About 5.2 million barrels of emergency exchange oil were released from the nation's Strategic Petroleum Reserve in the weeks following the two storms because some refineries were stranded without enough oil to process while pipelines in storm-damaged areas had not yet come back online. Despite efforts to bring as much supply to the market as possible, some areas of the Southeast, including Atlanta and Nashville, faced fuel shortages through early October.
The EIA estimates that about 14.5 million barrels of crude oil production (or about three days' worth of total U.S. output) were lost as a result of hurricane-related outages in 2008. But despite the significant disruption to energy supply caused by Gustav and Ike, the resulting price effect was relatively muted largely because the worsening financial situation that was surfacing around the globe curtailed demand.
Looking ahead to 2009
Falling oil prices indicate that market supply exceeds current demand by businesses and consumers. Thus, given the recent slowdown in the global economy, unless oil output is reduced considerably in the near term, prices are likely to remain low in the coming months. In the longer term, however, as global growth recovers, demand will resume its upward pressure on prices.
One question facing the industry right now is the extent to which exploration and production projects currently under way will be canceled or postponed as a result of the recent price decline and the financial turbulence affecting investments. Cancellations and delays become increasingly likely as prices fall below levels necessary to make the more capital-intensive projects profitable.

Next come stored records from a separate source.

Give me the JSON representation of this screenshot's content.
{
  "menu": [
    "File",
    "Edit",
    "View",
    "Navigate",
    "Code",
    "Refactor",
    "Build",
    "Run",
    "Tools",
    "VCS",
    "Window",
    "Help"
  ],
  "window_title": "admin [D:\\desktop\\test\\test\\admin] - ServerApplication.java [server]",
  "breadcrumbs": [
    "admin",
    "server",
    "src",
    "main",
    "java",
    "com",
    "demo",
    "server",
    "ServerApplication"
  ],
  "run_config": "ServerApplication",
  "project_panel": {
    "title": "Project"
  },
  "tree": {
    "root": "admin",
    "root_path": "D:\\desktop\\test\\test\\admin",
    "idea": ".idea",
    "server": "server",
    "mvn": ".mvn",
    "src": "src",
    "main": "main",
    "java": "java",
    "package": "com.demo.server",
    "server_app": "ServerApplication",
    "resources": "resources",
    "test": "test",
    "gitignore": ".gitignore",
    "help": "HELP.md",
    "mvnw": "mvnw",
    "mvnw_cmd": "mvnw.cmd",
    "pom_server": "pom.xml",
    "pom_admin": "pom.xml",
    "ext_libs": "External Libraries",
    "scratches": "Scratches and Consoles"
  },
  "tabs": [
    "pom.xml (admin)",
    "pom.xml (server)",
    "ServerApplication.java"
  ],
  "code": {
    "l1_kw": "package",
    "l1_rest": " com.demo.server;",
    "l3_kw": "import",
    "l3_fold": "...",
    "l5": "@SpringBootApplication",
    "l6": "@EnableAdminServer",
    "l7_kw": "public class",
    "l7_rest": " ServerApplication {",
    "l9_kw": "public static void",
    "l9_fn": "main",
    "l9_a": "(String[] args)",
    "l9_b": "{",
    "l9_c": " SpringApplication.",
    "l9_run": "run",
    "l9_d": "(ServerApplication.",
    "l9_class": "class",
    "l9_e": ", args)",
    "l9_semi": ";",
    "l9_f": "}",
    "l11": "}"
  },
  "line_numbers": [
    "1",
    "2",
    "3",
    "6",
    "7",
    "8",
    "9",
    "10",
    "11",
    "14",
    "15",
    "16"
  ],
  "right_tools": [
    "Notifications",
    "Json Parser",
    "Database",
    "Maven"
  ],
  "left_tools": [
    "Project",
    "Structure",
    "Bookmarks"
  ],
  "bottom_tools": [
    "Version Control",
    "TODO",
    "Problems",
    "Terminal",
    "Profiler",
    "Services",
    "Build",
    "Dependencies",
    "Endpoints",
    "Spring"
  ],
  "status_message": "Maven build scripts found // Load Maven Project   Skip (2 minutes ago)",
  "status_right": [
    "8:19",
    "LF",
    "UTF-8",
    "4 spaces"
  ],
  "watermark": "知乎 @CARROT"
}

A slowdown in new oil production projects could mean that future global production capacity will be reduced, resulting in additional price pressures when demand growth resumes down the road.